● **Activity**:
Images are to be dropped; everything else in the entries below must be copied exactly.

##### Provided data

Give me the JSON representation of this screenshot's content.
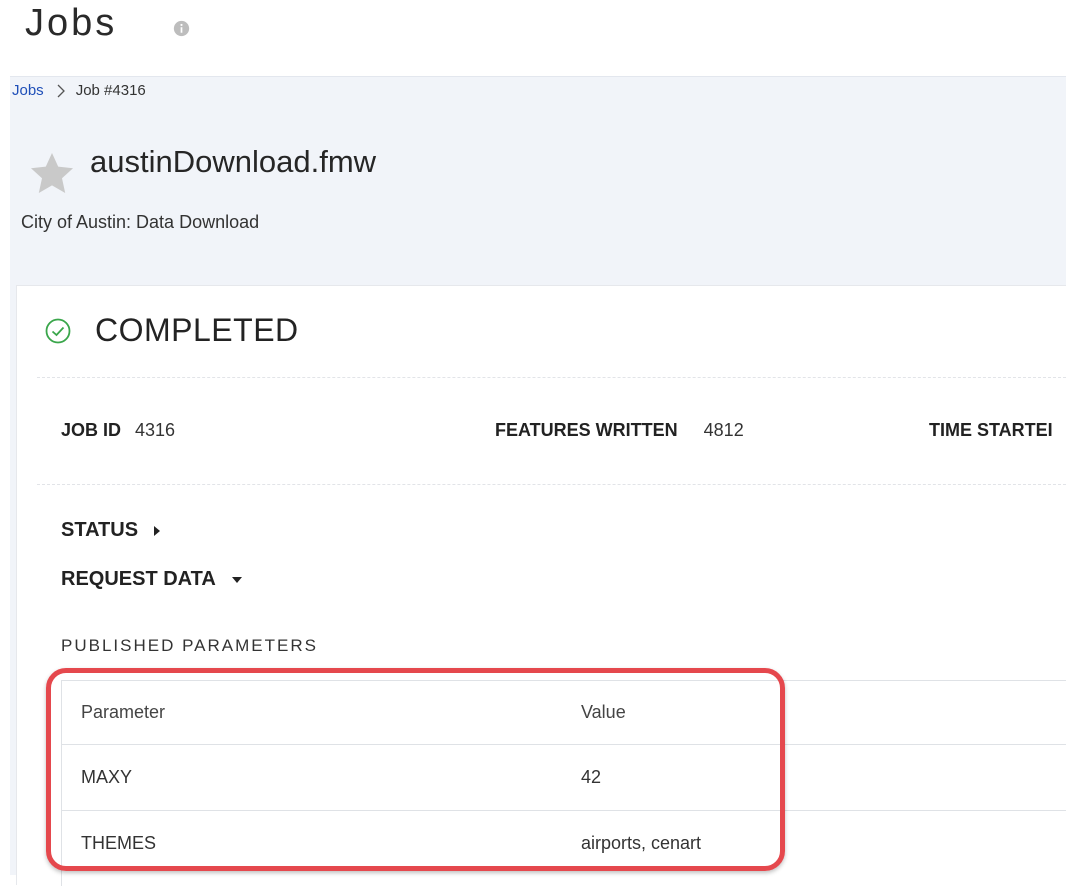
{
  "header": {
    "title": "Jobs",
    "info_icon": "info-icon"
  },
  "breadcrumb": {
    "items": [
      "Jobs",
      "Job #4316"
    ],
    "separator_icon": "chevron-right-icon"
  },
  "workspace": {
    "favorite_icon": "star-icon",
    "name": "austinDownload.fmw",
    "description": "City of Austin: Data Download"
  },
  "job": {
    "status_icon": "check-circle-icon",
    "status": "COMPLETED",
    "status_color": "#3aa64b",
    "summary": [
      {
        "label": "JOB ID",
        "value": "4316"
      },
      {
        "label": "FEATURES WRITTEN",
        "value": "4812"
      },
      {
        "label": "TIME STARTEI",
        "value": ""
      }
    ],
    "sections": [
      {
        "label": "STATUS",
        "icon": "caret-right-icon"
      },
      {
        "label": "REQUEST DATA",
        "icon": "caret-down-icon"
      }
    ]
  },
  "published_parameters": {
    "heading": "PUBLISHED PARAMETERS",
    "columns": [
      "Parameter",
      "Value"
    ],
    "rows": [
      {
        "parameter": "MAXY",
        "value": "42"
      },
      {
        "parameter": "THEMES",
        "value": "airports, cenart"
      }
    ]
  },
  "colors": {
    "accent_link": "#1f4fb8",
    "highlight": "#e5484d",
    "content_bg": "#f1f4f9"
  }
}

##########

● **Written response**:
Give me the JSON representation of this screenshot's content.
{
  "header": {
    "title": "Jobs",
    "info_icon": "info-icon"
  },
  "breadcrumb": {
    "items": [
      "Jobs",
      "Job #4316"
    ],
    "separator_icon": "chevron-right-icon"
  },
  "workspace": {
    "favorite_icon": "star-icon",
    "name": "austinDownload.fmw",
    "description": "City of Austin: Data Download"
  },
  "job": {
    "status_icon": "check-circle-icon",
    "status": "COMPLETED",
    "status_color": "#3aa64b",
    "summary": [
      {
        "label": "JOB ID",
        "value": "4316"
      },
      {
        "label": "FEATURES WRITTEN",
        "value": "4812"
      },
      {
        "label": "TIME STARTEI",
        "value": ""
      }
    ],
    "sections": [
      {
        "label": "STATUS",
        "icon": "caret-right-icon"
      },
      {
        "label": "REQUEST DATA",
        "icon": "caret-down-icon"
      }
    ]
  },
  "published_parameters": {
    "heading": "PUBLISHED PARAMETERS",
    "columns": [
      "Parameter",
      "Value"
    ],
    "rows": [
      {
        "parameter": "MAXY",
        "value": "42"
      },
      {
        "parameter": "THEMES",
        "value": "airports, cenart"
      }
    ]
  },
  "colors": {
    "accent_link": "#1f4fb8",
    "highlight": "#e5484d",
    "content_bg": "#f1f4f9"
  }
}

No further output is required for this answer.